Details have emerged of how a Boeing 757 with over 200 people on board came across a groundkeeper on a ride-on lawn mower trundling down the runway at Dublin Airport in the middle of the night.
The groundskeeper was not aware of the aircraft until he heard the roar of its engines racing down the runway behind him and the wings of the aircraft passed over him.
Today the Irish Air Accident Investigation Unit published its final report into the incident, which could have had catastrophic consequences.
The aircraft with eight crew and 198 passengers was landing in Dublin on a chartered flight from Sharm el Sheikh in Egypt just before 3am on 29 May last.
Visibility was poor when the plane had landed on Runway 10 and was decelerating when the cockpit crew noticed something on the right-hand side of the runway.
'I could have sworn I saw a man riding a lawn mower,' the co-pilot is reported as saying.
The matter was immediately reported to the Air Movement Controller in Dublin Airport who replied: 'I don't believe it. They told me they were clear of the runway.'
The groundskeeper got off the runway seconds after the aircraft passed him.

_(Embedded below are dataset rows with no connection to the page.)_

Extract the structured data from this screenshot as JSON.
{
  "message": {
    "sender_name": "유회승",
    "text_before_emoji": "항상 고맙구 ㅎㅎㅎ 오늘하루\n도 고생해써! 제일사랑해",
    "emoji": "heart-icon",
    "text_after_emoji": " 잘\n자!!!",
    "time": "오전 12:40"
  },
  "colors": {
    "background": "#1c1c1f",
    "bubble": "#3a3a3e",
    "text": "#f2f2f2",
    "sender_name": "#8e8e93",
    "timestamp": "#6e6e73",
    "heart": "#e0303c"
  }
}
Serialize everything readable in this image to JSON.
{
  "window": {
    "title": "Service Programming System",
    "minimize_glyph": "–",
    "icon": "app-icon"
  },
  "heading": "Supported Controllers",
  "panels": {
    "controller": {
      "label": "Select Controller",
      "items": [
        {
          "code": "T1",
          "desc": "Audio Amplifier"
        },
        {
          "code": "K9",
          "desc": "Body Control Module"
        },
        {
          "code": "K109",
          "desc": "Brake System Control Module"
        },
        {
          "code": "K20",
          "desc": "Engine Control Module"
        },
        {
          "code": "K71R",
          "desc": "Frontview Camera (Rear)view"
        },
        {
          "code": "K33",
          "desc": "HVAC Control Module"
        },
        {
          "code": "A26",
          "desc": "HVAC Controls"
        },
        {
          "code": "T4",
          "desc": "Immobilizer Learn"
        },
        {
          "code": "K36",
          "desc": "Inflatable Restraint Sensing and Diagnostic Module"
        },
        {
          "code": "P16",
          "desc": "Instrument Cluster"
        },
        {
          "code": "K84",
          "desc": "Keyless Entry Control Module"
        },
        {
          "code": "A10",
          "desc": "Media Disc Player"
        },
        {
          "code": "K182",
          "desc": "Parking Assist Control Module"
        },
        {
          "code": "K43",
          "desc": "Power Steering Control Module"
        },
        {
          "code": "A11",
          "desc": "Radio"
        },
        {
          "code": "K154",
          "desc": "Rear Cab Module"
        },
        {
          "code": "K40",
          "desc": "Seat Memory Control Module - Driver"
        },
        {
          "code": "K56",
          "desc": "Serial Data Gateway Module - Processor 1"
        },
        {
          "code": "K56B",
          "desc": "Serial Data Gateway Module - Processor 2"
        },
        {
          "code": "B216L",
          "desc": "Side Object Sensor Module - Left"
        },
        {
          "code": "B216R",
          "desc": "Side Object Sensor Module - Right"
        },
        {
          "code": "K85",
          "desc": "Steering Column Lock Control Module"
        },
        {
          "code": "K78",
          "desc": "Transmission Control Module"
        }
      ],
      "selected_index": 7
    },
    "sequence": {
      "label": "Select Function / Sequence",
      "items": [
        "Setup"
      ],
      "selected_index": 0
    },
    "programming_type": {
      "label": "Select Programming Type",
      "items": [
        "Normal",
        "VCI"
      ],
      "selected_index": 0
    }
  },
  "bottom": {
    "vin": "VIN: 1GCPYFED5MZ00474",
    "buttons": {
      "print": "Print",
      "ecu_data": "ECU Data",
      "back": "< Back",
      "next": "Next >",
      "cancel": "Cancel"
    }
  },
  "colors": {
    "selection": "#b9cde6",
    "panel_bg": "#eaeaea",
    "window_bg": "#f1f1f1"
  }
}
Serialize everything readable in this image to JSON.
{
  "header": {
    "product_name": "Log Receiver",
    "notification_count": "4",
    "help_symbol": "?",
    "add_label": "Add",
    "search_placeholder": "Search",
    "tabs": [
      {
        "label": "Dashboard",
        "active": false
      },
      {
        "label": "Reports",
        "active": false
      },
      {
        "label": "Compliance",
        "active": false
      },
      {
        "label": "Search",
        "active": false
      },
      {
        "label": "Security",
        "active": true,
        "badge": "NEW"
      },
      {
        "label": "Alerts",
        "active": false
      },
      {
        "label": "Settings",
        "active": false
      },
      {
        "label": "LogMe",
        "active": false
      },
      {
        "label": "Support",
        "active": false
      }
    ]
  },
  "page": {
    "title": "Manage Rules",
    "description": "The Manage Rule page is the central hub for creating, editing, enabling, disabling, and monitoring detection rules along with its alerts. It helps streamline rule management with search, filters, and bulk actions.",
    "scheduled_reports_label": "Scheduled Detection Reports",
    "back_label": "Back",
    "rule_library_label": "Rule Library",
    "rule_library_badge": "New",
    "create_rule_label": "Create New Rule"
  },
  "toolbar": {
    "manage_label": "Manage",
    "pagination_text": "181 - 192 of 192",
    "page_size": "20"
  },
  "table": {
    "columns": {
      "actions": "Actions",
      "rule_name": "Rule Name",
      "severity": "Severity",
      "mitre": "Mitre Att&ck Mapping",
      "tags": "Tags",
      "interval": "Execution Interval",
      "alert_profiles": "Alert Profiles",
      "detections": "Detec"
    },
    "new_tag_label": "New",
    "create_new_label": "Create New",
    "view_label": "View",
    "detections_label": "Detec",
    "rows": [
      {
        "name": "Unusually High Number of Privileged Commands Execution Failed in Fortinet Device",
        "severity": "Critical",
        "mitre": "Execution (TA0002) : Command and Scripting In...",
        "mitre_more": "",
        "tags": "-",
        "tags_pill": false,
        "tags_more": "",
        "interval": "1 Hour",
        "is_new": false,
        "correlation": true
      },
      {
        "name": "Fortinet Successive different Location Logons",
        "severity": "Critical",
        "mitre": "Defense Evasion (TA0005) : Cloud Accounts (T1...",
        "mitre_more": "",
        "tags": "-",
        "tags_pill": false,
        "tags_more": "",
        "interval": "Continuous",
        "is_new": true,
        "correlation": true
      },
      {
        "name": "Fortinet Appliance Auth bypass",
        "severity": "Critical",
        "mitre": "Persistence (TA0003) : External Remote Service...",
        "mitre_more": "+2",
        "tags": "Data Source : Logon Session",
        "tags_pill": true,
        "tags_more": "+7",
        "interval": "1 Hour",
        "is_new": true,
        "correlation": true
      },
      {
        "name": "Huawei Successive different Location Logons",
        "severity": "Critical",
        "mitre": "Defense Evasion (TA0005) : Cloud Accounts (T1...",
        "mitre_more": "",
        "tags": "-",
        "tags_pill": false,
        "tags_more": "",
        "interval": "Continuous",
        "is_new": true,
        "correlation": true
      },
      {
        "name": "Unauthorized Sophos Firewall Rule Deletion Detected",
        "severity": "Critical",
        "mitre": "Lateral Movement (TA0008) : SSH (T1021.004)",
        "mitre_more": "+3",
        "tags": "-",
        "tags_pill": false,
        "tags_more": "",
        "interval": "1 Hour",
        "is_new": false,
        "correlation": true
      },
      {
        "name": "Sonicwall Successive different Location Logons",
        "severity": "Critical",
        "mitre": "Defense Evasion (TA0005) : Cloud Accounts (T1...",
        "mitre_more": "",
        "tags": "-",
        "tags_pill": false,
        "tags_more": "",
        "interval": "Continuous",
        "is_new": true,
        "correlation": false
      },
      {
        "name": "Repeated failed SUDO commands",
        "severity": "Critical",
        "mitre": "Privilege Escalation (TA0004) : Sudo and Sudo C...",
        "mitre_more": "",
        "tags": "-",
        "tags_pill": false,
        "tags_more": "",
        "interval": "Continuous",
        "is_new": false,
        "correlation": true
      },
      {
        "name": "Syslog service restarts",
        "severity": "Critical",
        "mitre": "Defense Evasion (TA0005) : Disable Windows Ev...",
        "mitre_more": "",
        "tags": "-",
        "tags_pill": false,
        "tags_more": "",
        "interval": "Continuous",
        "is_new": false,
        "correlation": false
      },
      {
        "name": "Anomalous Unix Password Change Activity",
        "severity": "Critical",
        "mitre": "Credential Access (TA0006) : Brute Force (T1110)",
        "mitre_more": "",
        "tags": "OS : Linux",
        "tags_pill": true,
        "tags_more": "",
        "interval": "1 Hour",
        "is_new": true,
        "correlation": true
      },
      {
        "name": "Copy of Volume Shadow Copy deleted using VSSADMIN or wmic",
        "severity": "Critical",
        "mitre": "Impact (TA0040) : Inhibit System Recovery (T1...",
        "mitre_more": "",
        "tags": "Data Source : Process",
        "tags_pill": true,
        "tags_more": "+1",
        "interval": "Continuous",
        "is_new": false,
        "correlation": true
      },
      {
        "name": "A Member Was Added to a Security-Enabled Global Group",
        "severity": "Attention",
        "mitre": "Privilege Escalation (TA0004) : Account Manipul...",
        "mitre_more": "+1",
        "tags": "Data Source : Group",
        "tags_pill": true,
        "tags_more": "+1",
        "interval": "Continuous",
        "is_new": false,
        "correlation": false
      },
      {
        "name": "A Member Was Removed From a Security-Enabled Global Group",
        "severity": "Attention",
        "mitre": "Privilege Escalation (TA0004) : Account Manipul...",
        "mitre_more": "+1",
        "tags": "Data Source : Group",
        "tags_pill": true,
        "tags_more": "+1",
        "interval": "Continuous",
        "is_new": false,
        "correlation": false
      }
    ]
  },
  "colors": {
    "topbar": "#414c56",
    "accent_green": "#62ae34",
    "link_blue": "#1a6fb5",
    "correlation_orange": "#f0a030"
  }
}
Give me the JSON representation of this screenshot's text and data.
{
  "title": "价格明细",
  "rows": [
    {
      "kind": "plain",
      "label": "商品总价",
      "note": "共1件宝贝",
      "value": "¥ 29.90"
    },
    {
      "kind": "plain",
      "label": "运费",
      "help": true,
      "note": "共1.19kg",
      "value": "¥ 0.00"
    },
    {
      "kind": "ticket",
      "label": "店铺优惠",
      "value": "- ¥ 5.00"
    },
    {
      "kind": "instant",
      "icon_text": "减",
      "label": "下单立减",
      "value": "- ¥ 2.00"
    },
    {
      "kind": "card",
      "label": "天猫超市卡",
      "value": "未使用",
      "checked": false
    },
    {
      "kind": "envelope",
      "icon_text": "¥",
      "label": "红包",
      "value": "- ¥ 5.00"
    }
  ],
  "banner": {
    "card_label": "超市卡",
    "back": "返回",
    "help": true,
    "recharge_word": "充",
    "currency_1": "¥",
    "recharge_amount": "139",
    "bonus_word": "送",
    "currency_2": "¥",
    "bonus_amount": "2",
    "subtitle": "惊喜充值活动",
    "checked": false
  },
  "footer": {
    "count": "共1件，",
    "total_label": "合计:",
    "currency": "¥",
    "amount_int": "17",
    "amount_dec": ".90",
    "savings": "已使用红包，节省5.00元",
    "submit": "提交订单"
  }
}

The plane parked as planned and everyone disembarked safely. No one was injured.
The AAIU report states that there had been problems cutting the grass due to bad weather and a number of pilots had reported that lights were obstructed by tall grass.
The Dublin Airport Authority decided that cutting the grass was a priority and that was being done on the night in question.
However, grass-cutting operations were halted due to poor visibility. While two of the three grass-cutting machines left the area, there was a misunderstanding with the driver of the third vehicle.
He did not leave the area immediately. Instead he was proceeding down the runway to take a slip road when the aircraft landed.
In their final report, the AAIU states that the ride-on mower did not have adequate radio communications or lighting equipment. The tractor mower has since been replaced.
The final report also states that there were deficiencies in one airport regulation and in training of DAA personnel involved in this incident.
It recommends the DAA review their training programmes.